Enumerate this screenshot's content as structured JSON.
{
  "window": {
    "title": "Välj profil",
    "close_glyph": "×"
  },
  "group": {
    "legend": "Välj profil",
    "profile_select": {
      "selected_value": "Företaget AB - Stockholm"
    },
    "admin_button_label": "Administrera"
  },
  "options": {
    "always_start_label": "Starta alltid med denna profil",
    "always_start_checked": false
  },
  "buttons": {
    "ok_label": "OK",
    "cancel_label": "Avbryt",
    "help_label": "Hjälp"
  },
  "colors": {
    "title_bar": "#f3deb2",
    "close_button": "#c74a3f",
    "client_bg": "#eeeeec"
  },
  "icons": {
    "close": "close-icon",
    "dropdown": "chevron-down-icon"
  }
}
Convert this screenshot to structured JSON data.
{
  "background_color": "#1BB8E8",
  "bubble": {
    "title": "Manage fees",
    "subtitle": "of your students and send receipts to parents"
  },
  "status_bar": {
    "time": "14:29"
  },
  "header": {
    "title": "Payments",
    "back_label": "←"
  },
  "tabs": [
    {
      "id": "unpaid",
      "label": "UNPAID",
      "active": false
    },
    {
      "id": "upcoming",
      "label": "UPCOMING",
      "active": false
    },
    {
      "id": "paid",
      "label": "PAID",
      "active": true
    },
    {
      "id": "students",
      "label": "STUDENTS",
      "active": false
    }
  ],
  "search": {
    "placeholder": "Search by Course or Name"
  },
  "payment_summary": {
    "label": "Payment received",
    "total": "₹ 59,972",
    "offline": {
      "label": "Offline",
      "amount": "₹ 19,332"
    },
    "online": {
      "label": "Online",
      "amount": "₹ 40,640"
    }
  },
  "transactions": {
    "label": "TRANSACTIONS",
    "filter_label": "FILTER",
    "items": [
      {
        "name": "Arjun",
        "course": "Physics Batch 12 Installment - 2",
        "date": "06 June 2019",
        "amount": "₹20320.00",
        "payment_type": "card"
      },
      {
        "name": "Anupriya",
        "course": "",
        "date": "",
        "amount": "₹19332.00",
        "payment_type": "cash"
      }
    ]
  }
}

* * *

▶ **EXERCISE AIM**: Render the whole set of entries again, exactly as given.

▶ **SOLUTION**:
Enumerate this screenshot's content as structured JSON.
{
  "window": {
    "title": "Välj profil",
    "close_glyph": "×"
  },
  "group": {
    "legend": "Välj profil",
    "profile_select": {
      "selected_value": "Företaget AB - Stockholm"
    },
    "admin_button_label": "Administrera"
  },
  "options": {
    "always_start_label": "Starta alltid med denna profil",
    "always_start_checked": false
  },
  "buttons": {
    "ok_label": "OK",
    "cancel_label": "Avbryt",
    "help_label": "Hjälp"
  },
  "colors": {
    "title_bar": "#f3deb2",
    "close_button": "#c74a3f",
    "client_bg": "#eeeeec"
  },
  "icons": {
    "close": "close-icon",
    "dropdown": "chevron-down-icon"
  }
}
Convert this screenshot to structured JSON data.
{
  "background_color": "#1BB8E8",
  "bubble": {
    "title": "Manage fees",
    "subtitle": "of your students and send receipts to parents"
  },
  "status_bar": {
    "time": "14:29"
  },
  "header": {
    "title": "Payments",
    "back_label": "←"
  },
  "tabs": [
    {
      "id": "unpaid",
      "label": "UNPAID",
      "active": false
    },
    {
      "id": "upcoming",
      "label": "UPCOMING",
      "active": false
    },
    {
      "id": "paid",
      "label": "PAID",
      "active": true
    },
    {
      "id": "students",
      "label": "STUDENTS",
      "active": false
    }
  ],
  "search": {
    "placeholder": "Search by Course or Name"
  },
  "payment_summary": {
    "label": "Payment received",
    "total": "₹ 59,972",
    "offline": {
      "label": "Offline",
      "amount": "₹ 19,332"
    },
    "online": {
      "label": "Online",
      "amount": "₹ 40,640"
    }
  },
  "transactions": {
    "label": "TRANSACTIONS",
    "filter_label": "FILTER",
    "items": [
      {
        "name": "Arjun",
        "course": "Physics Batch 12 Installment - 2",
        "date": "06 June 2019",
        "amount": "₹20320.00",
        "payment_type": "card"
      },
      {
        "name": "Anupriya",
        "course": "",
        "date": "",
        "amount": "₹19332.00",
        "payment_type": "cash"
      }
    ]
  }
}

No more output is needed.